As the storm continued to rage, the family made their way with other terrified villagers to the firehouse. They waded more than half a mile through winds gusting to 155 mph to reach the only concrete building in the area. They arrived at 2 in the morning. When dawn broke the next day, they and thousands of others in the region looked out onto a sea of floodwater.
"We stayed there for three days. Then when the water went down we came back to our home," Rupia says. "We found everything was devastated."

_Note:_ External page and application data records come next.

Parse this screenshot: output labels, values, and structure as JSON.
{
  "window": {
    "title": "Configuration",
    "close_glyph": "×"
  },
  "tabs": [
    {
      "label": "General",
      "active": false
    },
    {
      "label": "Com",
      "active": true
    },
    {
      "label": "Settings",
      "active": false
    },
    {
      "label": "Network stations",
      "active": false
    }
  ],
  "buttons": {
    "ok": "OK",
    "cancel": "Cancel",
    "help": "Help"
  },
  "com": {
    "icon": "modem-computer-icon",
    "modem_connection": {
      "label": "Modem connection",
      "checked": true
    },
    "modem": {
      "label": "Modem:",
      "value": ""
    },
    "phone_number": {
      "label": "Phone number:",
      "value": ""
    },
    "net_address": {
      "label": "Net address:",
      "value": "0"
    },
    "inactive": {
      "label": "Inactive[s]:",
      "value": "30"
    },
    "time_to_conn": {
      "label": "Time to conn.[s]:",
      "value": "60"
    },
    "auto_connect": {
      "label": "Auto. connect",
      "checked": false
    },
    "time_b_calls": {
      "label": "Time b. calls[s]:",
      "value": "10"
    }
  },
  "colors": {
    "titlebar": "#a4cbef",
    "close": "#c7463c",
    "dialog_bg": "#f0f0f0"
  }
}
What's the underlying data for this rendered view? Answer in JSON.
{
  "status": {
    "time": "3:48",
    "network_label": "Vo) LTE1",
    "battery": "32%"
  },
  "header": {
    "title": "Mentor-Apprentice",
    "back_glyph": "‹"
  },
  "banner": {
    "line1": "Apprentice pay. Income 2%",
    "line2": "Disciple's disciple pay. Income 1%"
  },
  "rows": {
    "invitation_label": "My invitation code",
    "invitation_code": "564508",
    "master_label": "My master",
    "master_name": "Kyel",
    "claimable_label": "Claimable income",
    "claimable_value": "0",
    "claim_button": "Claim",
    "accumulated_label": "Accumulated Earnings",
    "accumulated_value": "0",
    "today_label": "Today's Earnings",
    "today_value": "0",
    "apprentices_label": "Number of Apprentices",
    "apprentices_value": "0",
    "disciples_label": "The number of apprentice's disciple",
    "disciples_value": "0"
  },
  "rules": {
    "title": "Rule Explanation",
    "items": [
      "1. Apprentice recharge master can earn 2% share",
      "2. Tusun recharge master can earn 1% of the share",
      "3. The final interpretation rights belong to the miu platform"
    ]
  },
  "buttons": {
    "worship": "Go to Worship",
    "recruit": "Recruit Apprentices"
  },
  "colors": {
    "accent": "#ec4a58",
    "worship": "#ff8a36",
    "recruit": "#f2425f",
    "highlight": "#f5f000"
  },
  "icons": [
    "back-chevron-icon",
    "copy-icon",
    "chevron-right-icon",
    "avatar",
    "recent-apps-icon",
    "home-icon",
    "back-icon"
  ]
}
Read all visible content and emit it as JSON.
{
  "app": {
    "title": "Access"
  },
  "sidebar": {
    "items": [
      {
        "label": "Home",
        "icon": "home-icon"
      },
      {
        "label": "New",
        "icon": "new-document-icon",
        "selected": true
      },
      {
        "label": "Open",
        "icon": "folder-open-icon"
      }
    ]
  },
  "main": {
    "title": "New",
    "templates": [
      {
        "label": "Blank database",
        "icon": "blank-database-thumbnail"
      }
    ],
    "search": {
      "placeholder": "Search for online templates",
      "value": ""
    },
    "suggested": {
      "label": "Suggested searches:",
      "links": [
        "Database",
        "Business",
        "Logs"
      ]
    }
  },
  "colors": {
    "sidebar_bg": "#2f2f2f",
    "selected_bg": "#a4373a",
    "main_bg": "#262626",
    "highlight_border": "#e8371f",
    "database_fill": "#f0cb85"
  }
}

Rupia and her family were not alone. Cyclone Sidr wreaked havoc on coastal Bangladesh, destroying more than 363,000 homes and damaging more than 815,000 others. In all, more than 8.9 million people were affected, and more than 4,100 were killed. The bodies of many were never recovered.
For Rupia and her family, the weeks after Sidr were filled with shock as they began trying to piece together their lives. Few homes survived the storm, but the family found refuge with neighbors, and then built a temporary shelter from the remains of their former house. Humanitarian agencies provided food and water, but living conditions were terrible.
"People were just living in temporary shelters made of plastic or whatever they could find," Rupia recalls. "The children were always anxious."
Building Back Stronger
It was then that help arrived from Catholic Relief Services' partner agency Caritas Bangladesh. Seeing the scale of the destruction-430 of East Shrolia's 630 homes were damaged or destroyed-Caritas began planning to rebuild. Construction in the village would be part of a massive effort, supported in part by CRS, to rebuild 7,300 homes in the wake of Cyclone Sidr. The first step was to involve the affected communities in the rebuilding process.
"We heard that Caritas was going to rebuild houses here," Rupia says. "They asked us to get together and decide who needed houses most."
In total, CRS funded the rebuilding of 120 homes in the village-the last one completed within nine months of the disaster. To protect against future cyclones, each home is built with 12 concrete support pillars, which provide much more strength than the bamboo and lumber most locals use in this impoverished community. Though of simple, open design, each home provides 288 square feet of safe and secure living space-more than many here have ever had.
"This house is bigger than our last," Rupia says, adding that even if another cyclone comes, she feels more secure in the home they now have. "We will try to stay in this house, because we have a strong house now."
Through what her husband earns as a laborer, Rupia and her family have been able to add a few touches to their new home-some pots and pans, two wooden beds. It is a hard life: As many as half of Bangladesh's 153 million people live below the poverty line. But for Rupia and her family, the opportunity provided them by CRS is more than they could have imagined in the dark days after Cyclone Sidr.
"After the disaster we were upset because we lost everything," Rupia says. "But when construction started on our new house, we felt that our dreams came true."